We are beginning to feel like real culinary students since we are now cooking in a hot lab (a lab in which hot foods are prepared). What they don't tell you about hot labs is that they are HOT. Room temperature in this lab is around 75 to 77 degrees, and that's before the burners, boilers, and ovens are turned on. Keep in mind, we are also in full uniform. Long pants. Long sleeves. And hats. The chef noticed us sweating and heard a few of us commenting on how warm it was, and his response? "Yes, it's hot, and it's only going to get hotter. Get used to it." I thought by moving to Rhode Island I was escaping the heat. I guess I was wrong.


On the bright side, we are once again served dinner during lab, but this time it's table service. At 5:45 each day we are required to report to dining room 1, a classroom in the culinary arts building, to be seated for a 3 or 4 course French dinner. It's amazing how quickly cream of carrot soup, freshly baked baguettes, and roasted partridge can erase the frustrations of a hard day in the lab.

9.18.2009

Life on the Rhode.

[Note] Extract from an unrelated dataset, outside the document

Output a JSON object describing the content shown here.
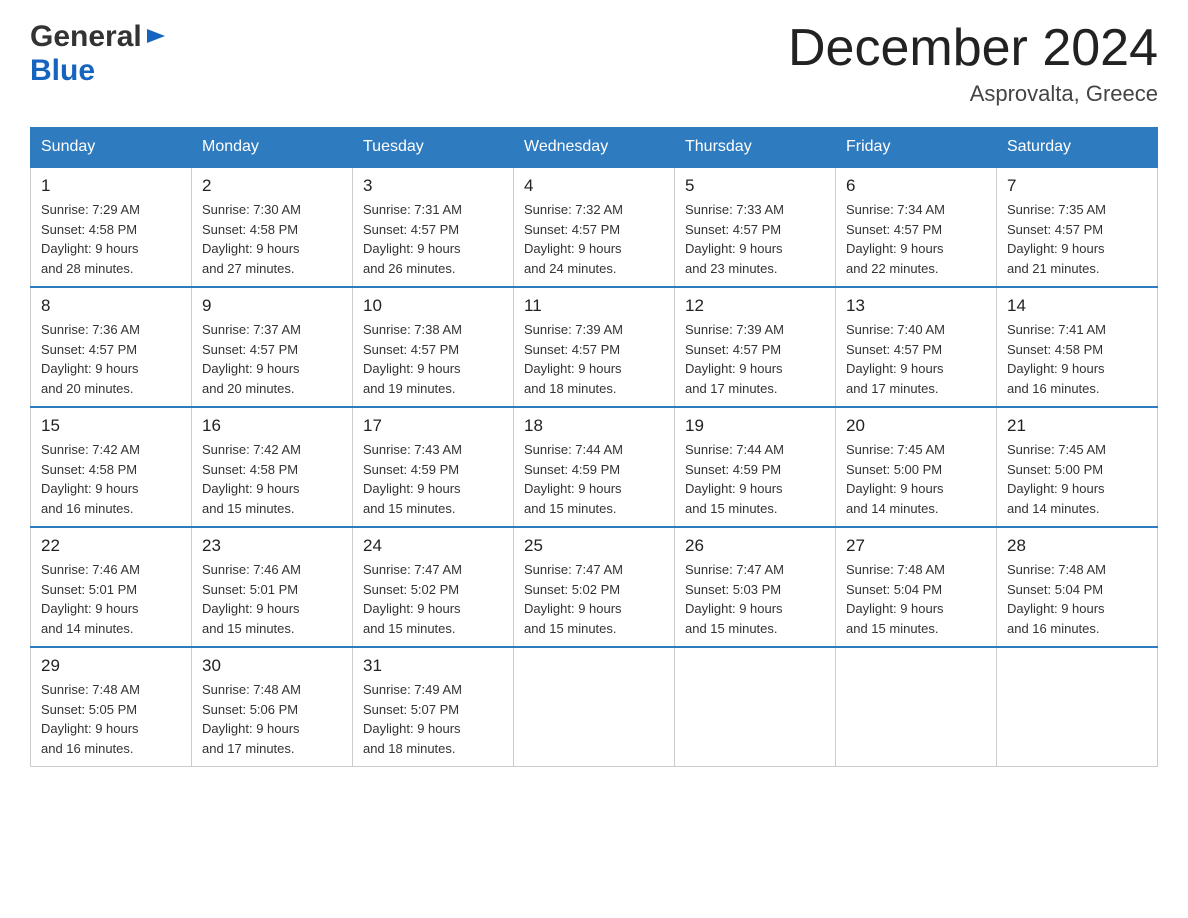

Rhode Island that is.

As promised, I finally broke down, overcame my writing insecurities and decided to enter the blogosphere. I’m making no promises that this will be a great read, but if you are interested in my life in Rhode Island, feel free to check in and read about it here.

The name of the blog, Lobster and Grits, is supposed to represent this north meets south phase of my life. Grits for me, the southern girl. Lobster for New England, the area in which I now reside. Lobster and grits taken from the classic South Carolinian dish, shrimp and grits. (Even though I only lived in South Carolina for 4 years, I like to think I can still halfway claim it as home.) And of course, since this blog will detail my experiences and life in culinary school, it's only appropriate that my blog have a food-related title. And no, I've never actually prepared lobster and grits, but I plan to. I'll let you know how it turns out.

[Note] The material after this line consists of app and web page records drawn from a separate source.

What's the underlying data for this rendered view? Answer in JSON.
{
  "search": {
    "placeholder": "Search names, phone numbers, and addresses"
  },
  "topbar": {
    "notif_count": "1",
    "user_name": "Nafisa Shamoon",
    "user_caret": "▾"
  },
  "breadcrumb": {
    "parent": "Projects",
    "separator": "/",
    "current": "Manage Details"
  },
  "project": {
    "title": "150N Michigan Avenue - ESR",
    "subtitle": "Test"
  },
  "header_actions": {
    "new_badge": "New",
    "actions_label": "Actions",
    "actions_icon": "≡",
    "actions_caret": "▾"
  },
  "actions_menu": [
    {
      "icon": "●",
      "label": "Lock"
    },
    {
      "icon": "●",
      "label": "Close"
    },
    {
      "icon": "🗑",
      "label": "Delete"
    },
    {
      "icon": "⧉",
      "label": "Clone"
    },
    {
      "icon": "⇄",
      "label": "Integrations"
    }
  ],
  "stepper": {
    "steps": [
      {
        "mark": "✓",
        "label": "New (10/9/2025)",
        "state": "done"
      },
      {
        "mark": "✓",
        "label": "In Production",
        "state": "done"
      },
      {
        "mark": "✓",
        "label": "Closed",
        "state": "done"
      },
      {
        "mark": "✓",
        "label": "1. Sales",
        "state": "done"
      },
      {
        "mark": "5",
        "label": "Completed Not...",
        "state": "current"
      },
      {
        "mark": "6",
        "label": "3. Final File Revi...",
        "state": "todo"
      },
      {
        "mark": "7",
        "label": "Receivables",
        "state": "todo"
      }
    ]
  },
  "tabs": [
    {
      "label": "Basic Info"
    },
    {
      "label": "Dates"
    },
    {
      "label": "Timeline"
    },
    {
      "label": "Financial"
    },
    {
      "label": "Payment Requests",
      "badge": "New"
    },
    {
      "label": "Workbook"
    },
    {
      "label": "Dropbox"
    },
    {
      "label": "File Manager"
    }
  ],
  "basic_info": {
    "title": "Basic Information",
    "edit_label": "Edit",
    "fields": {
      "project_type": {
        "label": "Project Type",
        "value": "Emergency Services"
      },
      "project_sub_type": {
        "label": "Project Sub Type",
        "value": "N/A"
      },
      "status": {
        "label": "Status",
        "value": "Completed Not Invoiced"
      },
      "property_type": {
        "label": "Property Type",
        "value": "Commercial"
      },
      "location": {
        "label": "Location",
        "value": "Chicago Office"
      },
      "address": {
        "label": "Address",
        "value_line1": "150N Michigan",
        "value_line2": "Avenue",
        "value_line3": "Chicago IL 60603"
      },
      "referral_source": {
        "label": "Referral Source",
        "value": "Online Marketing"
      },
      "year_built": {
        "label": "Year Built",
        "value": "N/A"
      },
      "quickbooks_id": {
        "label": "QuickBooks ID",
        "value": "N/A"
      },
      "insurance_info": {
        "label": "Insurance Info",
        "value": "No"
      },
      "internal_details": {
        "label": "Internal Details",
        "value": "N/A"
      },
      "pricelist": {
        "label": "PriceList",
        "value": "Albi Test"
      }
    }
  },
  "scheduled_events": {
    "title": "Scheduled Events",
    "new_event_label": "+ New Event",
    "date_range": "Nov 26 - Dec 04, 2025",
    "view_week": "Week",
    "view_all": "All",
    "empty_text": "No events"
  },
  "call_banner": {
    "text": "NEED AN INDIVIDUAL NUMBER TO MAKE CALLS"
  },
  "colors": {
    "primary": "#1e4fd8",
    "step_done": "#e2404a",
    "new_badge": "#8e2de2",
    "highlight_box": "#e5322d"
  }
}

I can’t believe that I’ve only been living here for a mere three weeks. I’ve spent 60 hours of the last 2 weeks in class, and 48 of those were in the kitchen. Since last Tuesday, my lab class of 17 freshmen culinary arts majors has been furiously baking up pies, muffins, cookies, ├ęclairs, baguettes, croissants, and so many more delicious baked goods that I've lost count. And as culinary students, we are required by the university to taste everything. We even had to taste these raspberry and apple danishes. How unfortunate, right?

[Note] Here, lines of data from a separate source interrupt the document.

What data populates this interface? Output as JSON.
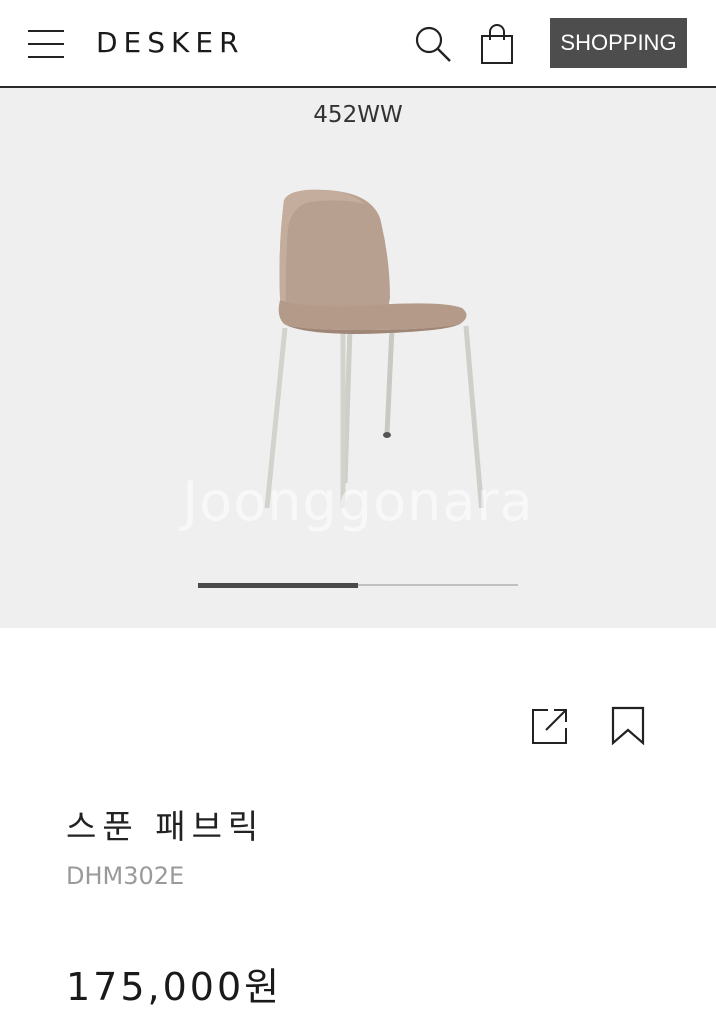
{
  "header": {
    "logo": "DESKER",
    "shopping_label": "SHOPPING",
    "menu_icon": "menu-icon",
    "search_icon": "search-icon",
    "bag_icon": "shopping-bag-icon"
  },
  "gallery": {
    "model_label": "452WW",
    "watermark": "Joonggonara",
    "progress_fraction": 0.5
  },
  "actions": {
    "share_icon": "share-icon",
    "bookmark_icon": "bookmark-icon"
  },
  "product": {
    "name": "스푼 패브릭",
    "code": "DHM302E",
    "price": "175,000원"
  },
  "colors": {
    "shopping_button_bg": "#4d4d4d",
    "hero_bg": "#efefef",
    "chair_fabric": "#b59a89",
    "chair_legs": "#cfcfca"
  }
}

Life outside of the classroom is going well. I’m still discovering all that Providence and the surrounding areas have to offer, but with classes running until 8:00 p.m., little time is left for exploring. I’ve made a few trips to the major mall in Providence known as Providence Place (pictured above). Ladies, this mall is ridiculous. Aside from Anthroplogie I’m at a loss to think of a store this mall doesn’t have. And the 4th floor (yes, the mall has 4 floors) is a 16-theater cinema complete with a 3D Imax.


I was expecting a little bit of a culture shock when I moved here because I've been told repeatedly that Northerners are more abrasive and of course lack southern hospitality, but I've been pleasantly suprised. From what I've experienced, Rhode Islanders are very friendly. One of my favorite things to do here is ride the campus bus and strike up conversation with whoever sits down beside me. My friends here get a kick out of it because even when I'm with them on the bus, I always insist on sitting on a separate bench so that I can make a new friend. I like to think I've made a few this way.


One last thought that I'll leave you with is yes, I still do cook for myself. But it has only been 2 weeks. We'll just have to see how long I keep it up.